Among all the questions Cannella was asked, the officer never asked him if he had been drinking alcohol prior to the accident. The blood sample taken at the scene of the accident would not come back for several weeks. When it did, it indicated that Cannella’s blood alcohol level was more than twice the legal limit.
At trial, that test result was presented to the jury. But the prosecutor did not stop there. When the police officer was called to testify, he told the jury that he had asked Cannella whether anything else about the crash was significant.
The prosecutor then asked: “Did Mr. Cannella ever tell you up to this point or through the end of this interview that he had been drinking to the extent that he had a 0.199 blood alcohol level?”
The officer answered: “No ma’am.”
Cannella’s lawyer objected to this question, telling the trial judge the testimony amounted to an impermissible comment on the defendant’s right to remain silent. The judge disagreed and allowed the question.
The prosecutor responded by repeating the question: “And nowhere in this voluntary statement when you are asking him if there is any other significant things or important things we should know about this crash, does he ever tell you that he had consumed enough alcohol – or any alcohol, is that correct?”
The officer testified: “That is correct.”
The officer acknowledged during cross-examination that he never asked Cannella if he’d been drinking. He never raised the issue during the interview.
Nonetheless, the prosecutor sought to use Cannella’s failure to volunteer highly incriminating information to the police officer as evidence of his guilt.
Cannella’s lawyer later asked the trial judge for a mistrial based on the officer’s testimony and the alleged violation of his client’s Fifth Amendment rights.

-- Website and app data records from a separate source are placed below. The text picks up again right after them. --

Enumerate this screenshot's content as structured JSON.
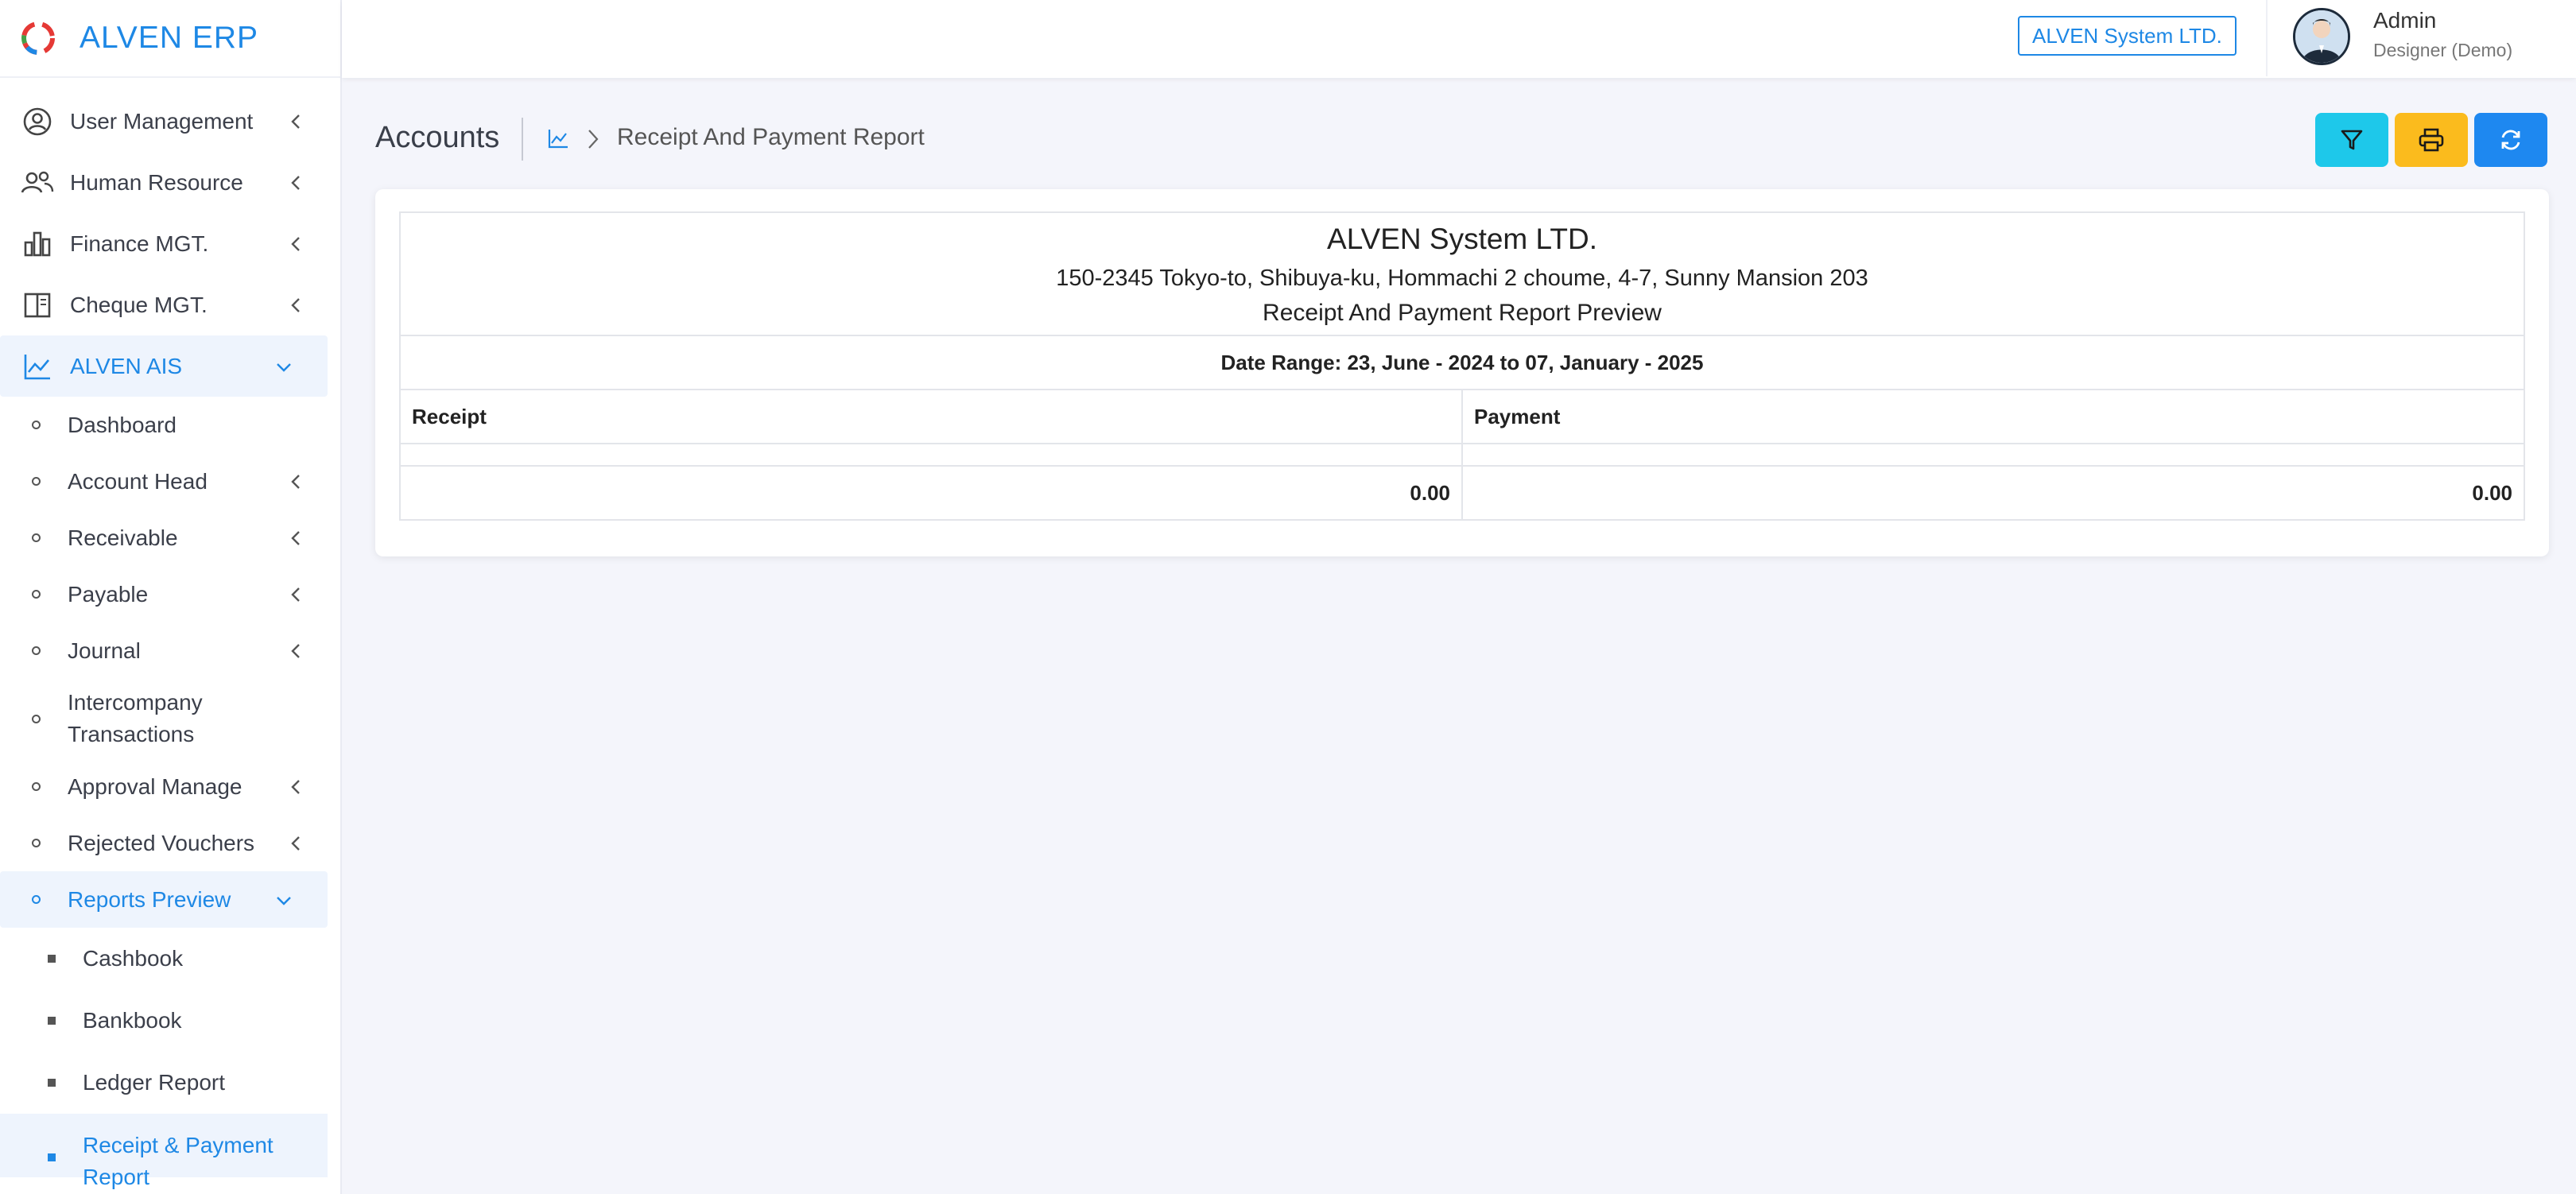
{
  "app": {
    "title": "ALVEN ERP"
  },
  "colors": {
    "accent": "#1e88e5",
    "filter_btn": "#1ec8ea",
    "print_btn": "#fbbb1d",
    "refresh_btn": "#1e88f0"
  },
  "sidebar": {
    "items": [
      {
        "label": "User Management",
        "icon": "user-circle-icon"
      },
      {
        "label": "Human Resource",
        "icon": "users-icon"
      },
      {
        "label": "Finance MGT.",
        "icon": "bar-chart-icon"
      },
      {
        "label": "Cheque MGT.",
        "icon": "book-icon"
      },
      {
        "label": "ALVEN AIS",
        "icon": "line-chart-icon",
        "expanded": true
      }
    ],
    "ais_sub": [
      {
        "label": "Dashboard"
      },
      {
        "label": "Account Head"
      },
      {
        "label": "Receivable"
      },
      {
        "label": "Payable"
      },
      {
        "label": "Journal"
      },
      {
        "label": "Intercompany Transactions"
      },
      {
        "label": "Approval Manage"
      },
      {
        "label": "Rejected Vouchers"
      },
      {
        "label": "Reports Preview",
        "expanded": true
      }
    ],
    "reports_sub": [
      {
        "label": "Cashbook"
      },
      {
        "label": "Bankbook"
      },
      {
        "label": "Ledger Report"
      },
      {
        "label": "Receipt & Payment Report",
        "active": true
      }
    ]
  },
  "header": {
    "company_badge": "ALVEN System LTD.",
    "user_name": "Admin",
    "user_role": "Designer (Demo)"
  },
  "page": {
    "title": "Accounts",
    "breadcrumb": "Receipt And Payment Report"
  },
  "report": {
    "company": "ALVEN System LTD.",
    "address": "150-2345 Tokyo-to, Shibuya-ku, Hommachi 2 choume, 4-7, Sunny Mansion 203",
    "subtitle": "Receipt And Payment Report Preview",
    "date_range": "Date Range: 23, June - 2024 to 07, January - 2025",
    "columns": [
      "Receipt",
      "Payment"
    ],
    "totals": {
      "receipt": "0.00",
      "payment": "0.00"
    }
  }
}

The judge dismissed the motion. A state appeals court upheld the conviction.
“The issue in this case is whether a criminal defendant’s pre-arrest silence can be used as substantive evidence by the prosecution at trial during the prosecution’s case in chief,” Cannella’s lawyer Michael Ufferman wrote in his brief to the Supreme Court. “This question has never been directly answered by the court.”
Florida prosecutors argued that Cannella answered some of the questions the officer asked and had already waived his Fifth Amendment right against self-incrimination.

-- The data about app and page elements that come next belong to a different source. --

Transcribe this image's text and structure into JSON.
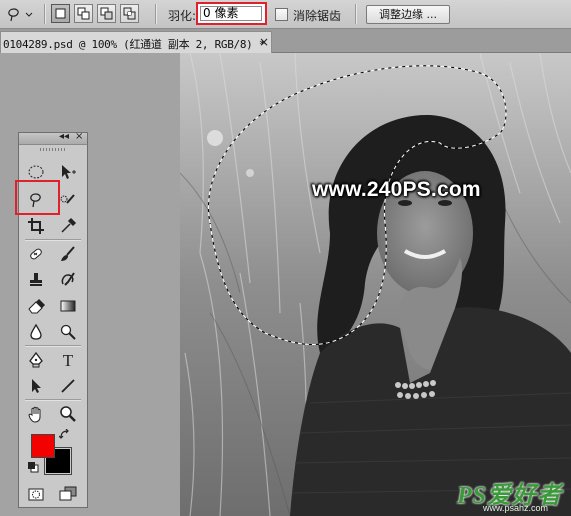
{
  "options_bar": {
    "feather_label": "羽化:",
    "feather_value": "0 像素",
    "antialias_label": "消除锯齿",
    "antialias_checked": false,
    "refine_edge_label": "调整边缘 ..."
  },
  "document": {
    "tab_title": "0104289.psd @ 100% (红通道 副本 2, RGB/8) *",
    "close_glyph": "×"
  },
  "toolbox": {
    "collapse_glyph": "◂◂",
    "close_glyph": "×",
    "active_tool": "lasso-tool",
    "foreground_color": "#f30000",
    "background_color": "#000000",
    "text_tool_glyph": "T"
  },
  "canvas": {
    "watermark": "www.240PS.com",
    "logo": "PS爱好者",
    "logo_url": "www.psahz.com"
  },
  "colors": {
    "highlight": "#e0202a"
  }
}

“At no time did [Cannella] invoke his right not to incriminate himself,” Edward Hill of the Florida Attorney General’s Office said in his brief. “Thus, because he was not silent, this case does not present a situation where silence was used against a defendant.”
Mr. Hill added: “It was not [Cannella’s] silence that was used against him but his willingness to talk to the police and that fact that he gave an incomplete and inaccurate exculpatory statement.”
Hill also said, “A person who speaks to the police but leaves out relevant information cannot be said to have been silent.”
Such demeanor can be used to impeach a defendant who takes the stand and makes statements that might be inconsistent with earlier information given to police. The question in the Cannella case was whether a defendant’s failure to volunteer incriminating details could be used against that defendant, who, like Cannella, did not testify at his trial.
Federal appeals courts are split on the issue, Mr. Ufferman said. The First, Sixth, Seventh, and Tenth circuits have ruled that the use of pre-arrest silence as evidence of guilt violates the Fifth Amendment.
The Fifth, Ninth, and Eleventh circuits have ruled that it does not violate the right to silence, he said.
Florida prosecutors, Ufferman said, had relied in their brief on cases in which a defendant refused to answer a specific question. In contrast, Cannella was never asked a specific question or any other question about his consumption of alcohol.
“During a prearrest interview, the law enforcement officer did not even ask [Cannella] whether he had been drinking on the date in question. Had the question been asked, then [Cannella’s] refusal to answer the question may have been fair game,” Ufferman said. “But the right against self-incrimination precludes the prosecution from telling the jury that a defendant refused to disclose incriminating information during an interview when the law enforcement official failed to question [Cannella] about the incriminating information.”